------ Records to use

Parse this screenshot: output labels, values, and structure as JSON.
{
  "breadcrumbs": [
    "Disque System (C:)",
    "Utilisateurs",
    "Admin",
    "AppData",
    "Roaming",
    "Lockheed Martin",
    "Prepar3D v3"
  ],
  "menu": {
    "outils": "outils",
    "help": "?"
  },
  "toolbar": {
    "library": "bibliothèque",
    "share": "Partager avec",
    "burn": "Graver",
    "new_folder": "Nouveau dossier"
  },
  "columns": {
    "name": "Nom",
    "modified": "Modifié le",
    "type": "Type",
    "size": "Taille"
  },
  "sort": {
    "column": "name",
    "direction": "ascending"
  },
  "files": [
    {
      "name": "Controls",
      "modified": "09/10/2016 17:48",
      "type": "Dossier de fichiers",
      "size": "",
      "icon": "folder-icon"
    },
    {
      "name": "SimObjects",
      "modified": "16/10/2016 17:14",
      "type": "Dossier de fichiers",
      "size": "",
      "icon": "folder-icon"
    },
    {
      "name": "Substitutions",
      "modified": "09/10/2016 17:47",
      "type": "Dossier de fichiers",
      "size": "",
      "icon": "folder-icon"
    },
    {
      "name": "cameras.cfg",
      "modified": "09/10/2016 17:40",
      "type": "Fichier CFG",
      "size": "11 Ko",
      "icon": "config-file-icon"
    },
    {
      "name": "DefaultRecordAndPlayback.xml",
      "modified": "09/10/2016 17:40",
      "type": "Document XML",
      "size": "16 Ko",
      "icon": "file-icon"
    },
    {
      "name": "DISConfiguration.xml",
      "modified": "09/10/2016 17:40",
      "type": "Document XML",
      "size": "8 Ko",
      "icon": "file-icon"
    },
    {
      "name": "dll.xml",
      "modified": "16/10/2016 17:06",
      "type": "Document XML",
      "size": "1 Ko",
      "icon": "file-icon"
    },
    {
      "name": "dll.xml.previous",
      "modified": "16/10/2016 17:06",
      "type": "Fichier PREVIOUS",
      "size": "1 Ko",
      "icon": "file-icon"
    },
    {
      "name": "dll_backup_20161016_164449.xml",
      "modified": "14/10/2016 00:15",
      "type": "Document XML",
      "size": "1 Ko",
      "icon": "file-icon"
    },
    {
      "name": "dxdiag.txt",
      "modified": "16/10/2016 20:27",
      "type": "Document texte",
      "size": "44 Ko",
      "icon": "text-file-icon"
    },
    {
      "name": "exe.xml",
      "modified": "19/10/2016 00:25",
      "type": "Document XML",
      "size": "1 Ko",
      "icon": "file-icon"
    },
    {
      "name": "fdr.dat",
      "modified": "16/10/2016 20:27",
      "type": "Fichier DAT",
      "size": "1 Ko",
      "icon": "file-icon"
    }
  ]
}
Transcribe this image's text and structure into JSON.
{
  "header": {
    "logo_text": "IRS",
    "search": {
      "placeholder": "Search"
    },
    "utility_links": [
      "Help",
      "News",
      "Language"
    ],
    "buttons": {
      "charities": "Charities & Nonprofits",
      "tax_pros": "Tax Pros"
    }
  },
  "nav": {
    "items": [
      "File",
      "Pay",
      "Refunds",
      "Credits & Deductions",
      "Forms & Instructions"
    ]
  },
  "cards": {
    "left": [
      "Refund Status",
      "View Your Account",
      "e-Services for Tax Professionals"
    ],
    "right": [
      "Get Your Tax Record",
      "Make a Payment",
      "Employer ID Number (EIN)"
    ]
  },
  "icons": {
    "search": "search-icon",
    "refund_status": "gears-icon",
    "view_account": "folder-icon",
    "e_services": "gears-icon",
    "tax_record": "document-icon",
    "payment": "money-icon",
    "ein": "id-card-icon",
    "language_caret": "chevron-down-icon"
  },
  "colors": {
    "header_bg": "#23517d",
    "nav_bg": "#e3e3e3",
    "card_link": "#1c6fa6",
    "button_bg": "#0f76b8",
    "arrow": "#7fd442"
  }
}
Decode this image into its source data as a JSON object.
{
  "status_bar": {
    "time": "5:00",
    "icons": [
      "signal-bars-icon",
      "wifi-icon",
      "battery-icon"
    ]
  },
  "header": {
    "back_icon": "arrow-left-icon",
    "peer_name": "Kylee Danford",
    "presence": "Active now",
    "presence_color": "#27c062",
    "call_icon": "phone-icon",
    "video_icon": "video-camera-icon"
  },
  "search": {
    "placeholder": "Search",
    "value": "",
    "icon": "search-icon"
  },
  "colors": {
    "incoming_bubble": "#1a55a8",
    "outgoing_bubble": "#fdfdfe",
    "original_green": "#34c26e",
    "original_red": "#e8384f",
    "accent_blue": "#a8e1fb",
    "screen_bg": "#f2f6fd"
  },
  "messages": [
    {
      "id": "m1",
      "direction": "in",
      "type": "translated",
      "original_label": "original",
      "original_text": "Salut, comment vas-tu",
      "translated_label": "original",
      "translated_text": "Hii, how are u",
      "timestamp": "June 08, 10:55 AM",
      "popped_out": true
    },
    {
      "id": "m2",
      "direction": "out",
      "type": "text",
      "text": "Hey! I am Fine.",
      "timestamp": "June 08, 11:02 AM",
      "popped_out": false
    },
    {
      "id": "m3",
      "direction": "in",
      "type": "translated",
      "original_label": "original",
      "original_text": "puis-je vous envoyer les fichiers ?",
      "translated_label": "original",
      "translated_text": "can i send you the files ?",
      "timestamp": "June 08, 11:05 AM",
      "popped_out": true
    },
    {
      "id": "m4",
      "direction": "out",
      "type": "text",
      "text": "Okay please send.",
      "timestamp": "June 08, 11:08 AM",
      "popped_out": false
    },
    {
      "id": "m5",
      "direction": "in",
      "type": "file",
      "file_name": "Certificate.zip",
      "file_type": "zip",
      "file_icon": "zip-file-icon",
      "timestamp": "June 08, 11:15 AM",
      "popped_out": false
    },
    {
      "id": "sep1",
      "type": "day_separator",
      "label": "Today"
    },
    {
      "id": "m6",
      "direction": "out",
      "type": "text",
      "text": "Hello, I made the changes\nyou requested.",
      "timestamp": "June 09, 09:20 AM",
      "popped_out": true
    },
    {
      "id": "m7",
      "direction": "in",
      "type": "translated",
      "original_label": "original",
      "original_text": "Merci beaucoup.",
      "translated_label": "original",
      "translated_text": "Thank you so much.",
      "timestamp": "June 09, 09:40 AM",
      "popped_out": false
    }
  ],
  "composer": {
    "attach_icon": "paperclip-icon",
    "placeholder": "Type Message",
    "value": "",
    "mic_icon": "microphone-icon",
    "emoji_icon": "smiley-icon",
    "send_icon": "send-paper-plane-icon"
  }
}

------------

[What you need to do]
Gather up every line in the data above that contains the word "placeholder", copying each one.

[Response to the task]
      "placeholder": "Search"
    "placeholder": "Search",
    "placeholder": "Type Message",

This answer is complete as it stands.